Their safe spaces require little or nothing in the way of competency. They have become havens for personal predilections and peccadilloes that were once socially unacceptable, virtually free from any standards of comportment or dress, and citadels of venomous, self-serving ideologies.
One month into the partial shutdown of the largest safe space, it’s obvious that not only has the sky not fallen, but unsurprisingly, America is doing just fine without those 800,000 furloughed workers that even the government considers nonessential. Which elicits the question: What were they doing when they were on the job?
“Not much” is not necessarily the right answer. The 100,000 plus pages of the Federal Register and the tax code suggest that they’ve been spending a lot of time gumming up the works for and extracting money from the profitably competent many of them despise. The furlough may accomplish the first step of breaking America’s addiction to government: realizing that most of it is not only useless, but harmful. We’ll see if it leads to the next steps: getting rid of personnel, programs, agencies, and entire departments, and changing policy accordingly (we can dream). If things change in that direction, expect the denizens of what are no longer safe spaces to become increasingly vitriolic.
You can’t reach a point where dependents openly denigrate those who support them without the latter’s tacit or explicit consent. Parents who spoil their children and endure the brats’ abuse get what they deserve. Ayn Rand had it right. The people who make America go could bring it to a shuddering stop simply by stockpiling their resources and walking off their jobs for a month or two. An added turn of the screw would be withdrawing their funds from the banking system (see “The Yellow Vests Get it Right,” SLL).

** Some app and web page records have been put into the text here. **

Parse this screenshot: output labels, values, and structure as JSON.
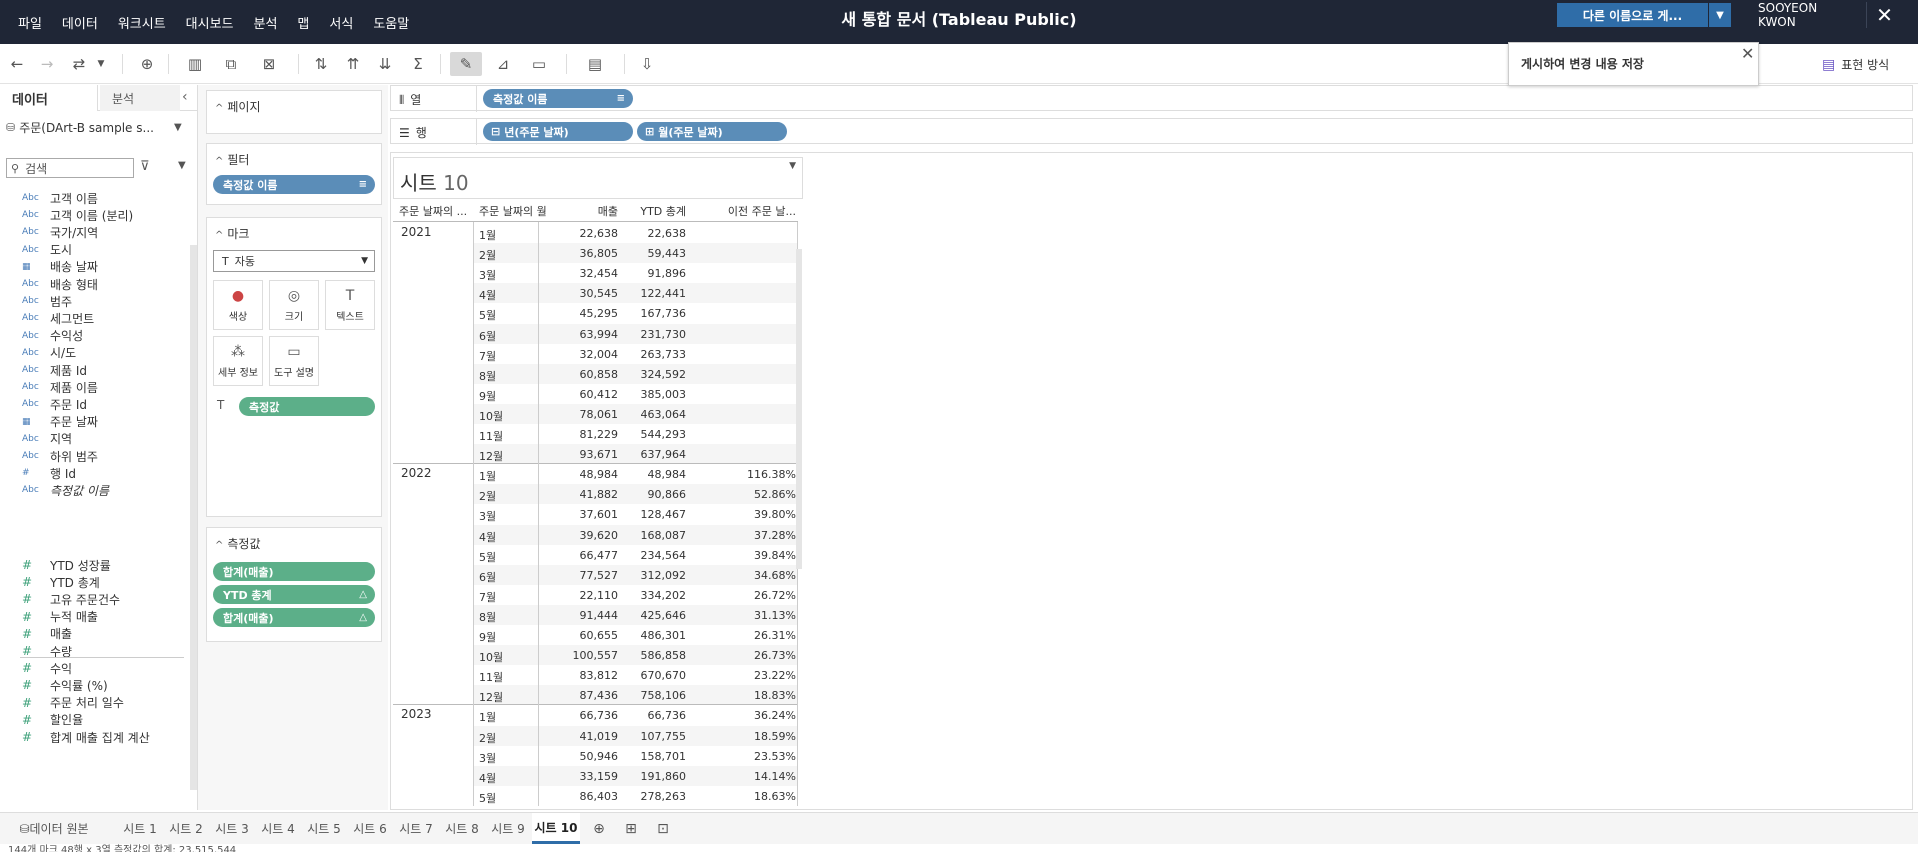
{
  "menu": [
    "파일",
    "데이터",
    "워크시트",
    "대시보드",
    "분석",
    "맵",
    "서식",
    "도움말"
  ],
  "doc_title": "새 통합 문서 (Tableau Public)",
  "save_as_label": "다른 이름으로 게...",
  "user": {
    "first": "SOOYEON",
    "last": "KWON"
  },
  "publish_tip": "게시하여 변경 내용 저장",
  "presentation_label": "표현 방식",
  "data_pane": {
    "tab_data": "데이터",
    "tab_analysis": "분석",
    "datasource": "주문(DArt-B sample s...",
    "search_placeholder": "검색",
    "dimensions": [
      {
        "type": "Abc",
        "name": "고객 이름"
      },
      {
        "type": "Abc",
        "name": "고객 이름 (분리)"
      },
      {
        "type": "Abc",
        "name": "국가/지역"
      },
      {
        "type": "Abc",
        "name": "도시"
      },
      {
        "type": "date",
        "name": "배송 날짜"
      },
      {
        "type": "Abc",
        "name": "배송 형태"
      },
      {
        "type": "Abc",
        "name": "범주"
      },
      {
        "type": "Abc",
        "name": "세그먼트"
      },
      {
        "type": "Abc",
        "name": "수익성"
      },
      {
        "type": "Abc",
        "name": "시/도"
      },
      {
        "type": "Abc",
        "name": "제품 Id"
      },
      {
        "type": "Abc",
        "name": "제품 이름"
      },
      {
        "type": "Abc",
        "name": "주문 Id"
      },
      {
        "type": "date",
        "name": "주문 날짜"
      },
      {
        "type": "Abc",
        "name": "지역"
      },
      {
        "type": "Abc",
        "name": "하위 범주"
      },
      {
        "type": "#",
        "name": "행 Id"
      },
      {
        "type": "Abc",
        "name": "측정값 이름"
      }
    ],
    "measures": [
      {
        "type": "#",
        "name": "YTD 성장률"
      },
      {
        "type": "#",
        "name": "YTD 총계"
      },
      {
        "type": "#",
        "name": "고유 주문건수"
      },
      {
        "type": "#",
        "name": "누적 매출"
      },
      {
        "type": "#",
        "name": "매출"
      },
      {
        "type": "#",
        "name": "수량"
      },
      {
        "type": "#",
        "name": "수익"
      },
      {
        "type": "#",
        "name": "수익률 (%)"
      },
      {
        "type": "#",
        "name": "주문 처리 일수"
      },
      {
        "type": "#",
        "name": "할인율"
      },
      {
        "type": "#",
        "name": "합계 매출 집계 계산"
      }
    ]
  },
  "cards": {
    "pages": "페이지",
    "filters": "필터",
    "filter_pill": "측정값 이름",
    "marks": "마크",
    "mark_type": "자동",
    "mark_buttons": [
      "색상",
      "크기",
      "텍스트",
      "세부 정보",
      "도구 설명"
    ],
    "marks_pill": "측정값",
    "measure_values": "측정값",
    "measure_pills": [
      "합계(매출)",
      "YTD 총계",
      "합계(매출)"
    ]
  },
  "shelves": {
    "columns_label": "열",
    "columns_pill": "측정값 이름",
    "rows_label": "행",
    "rows_pills": [
      "년(주문 날짜)",
      "월(주문 날짜)"
    ]
  },
  "sheet": {
    "title": "시트",
    "title_num": "10",
    "headers": [
      "주문 날짜의 ...",
      "주문 날짜의 월",
      "매출",
      "YTD 총계",
      "이전 주문 날..."
    ],
    "years": [
      {
        "year": "2021",
        "rows": [
          [
            "1월",
            "22,638",
            "22,638",
            ""
          ],
          [
            "2월",
            "36,805",
            "59,443",
            ""
          ],
          [
            "3월",
            "32,454",
            "91,896",
            ""
          ],
          [
            "4월",
            "30,545",
            "122,441",
            ""
          ],
          [
            "5월",
            "45,295",
            "167,736",
            ""
          ],
          [
            "6월",
            "63,994",
            "231,730",
            ""
          ],
          [
            "7월",
            "32,004",
            "263,733",
            ""
          ],
          [
            "8월",
            "60,858",
            "324,592",
            ""
          ],
          [
            "9월",
            "60,412",
            "385,003",
            ""
          ],
          [
            "10월",
            "78,061",
            "463,064",
            ""
          ],
          [
            "11월",
            "81,229",
            "544,293",
            ""
          ],
          [
            "12월",
            "93,671",
            "637,964",
            ""
          ]
        ]
      },
      {
        "year": "2022",
        "rows": [
          [
            "1월",
            "48,984",
            "48,984",
            "116.38%"
          ],
          [
            "2월",
            "41,882",
            "90,866",
            "52.86%"
          ],
          [
            "3월",
            "37,601",
            "128,467",
            "39.80%"
          ],
          [
            "4월",
            "39,620",
            "168,087",
            "37.28%"
          ],
          [
            "5월",
            "66,477",
            "234,564",
            "39.84%"
          ],
          [
            "6월",
            "77,527",
            "312,092",
            "34.68%"
          ],
          [
            "7월",
            "22,110",
            "334,202",
            "26.72%"
          ],
          [
            "8월",
            "91,444",
            "425,646",
            "31.13%"
          ],
          [
            "9월",
            "60,655",
            "486,301",
            "26.31%"
          ],
          [
            "10월",
            "100,557",
            "586,858",
            "26.73%"
          ],
          [
            "11월",
            "83,812",
            "670,670",
            "23.22%"
          ],
          [
            "12월",
            "87,436",
            "758,106",
            "18.83%"
          ]
        ]
      },
      {
        "year": "2023",
        "rows": [
          [
            "1월",
            "66,736",
            "66,736",
            "36.24%"
          ],
          [
            "2월",
            "41,019",
            "107,755",
            "18.59%"
          ],
          [
            "3월",
            "50,946",
            "158,701",
            "23.53%"
          ],
          [
            "4월",
            "33,159",
            "191,860",
            "14.14%"
          ],
          [
            "5월",
            "86,403",
            "278,263",
            "18.63%"
          ]
        ]
      }
    ]
  },
  "tabs": {
    "data_source": "데이터 원본",
    "sheets": [
      "시트 1",
      "시트 2",
      "시트 3",
      "시트 4",
      "시트 5",
      "시트 6",
      "시트 7",
      "시트 8",
      "시트 9",
      "시트 10"
    ],
    "active": "시트 10"
  },
  "status_text": "144개 마크   48행 x 3열   측정값의 합계: 23,515,544",
  "colors": {
    "topbar": "#1f2636",
    "accent": "#2f6da8",
    "dimension_pill": "#5b8db8",
    "measure_pill": "#5caf89"
  }
}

It’s time to stop funding the abusers, time to stop excusing them with “they mean well, but…”, time to reject their claims to moral superiority, time to stop building safe space sanctuaries, time to stop apologizing for profitable competence, and time to recognize its moral value and reclaim the right to its profits. If it takes a strike to hurl the brats into the maw of their own incompetence and upend the tyrannical cult, so be it. The biggest crime hasn’t been that of the brats and the cult, it’s been the failure of those who haven’t defended what’s rightfully theirs.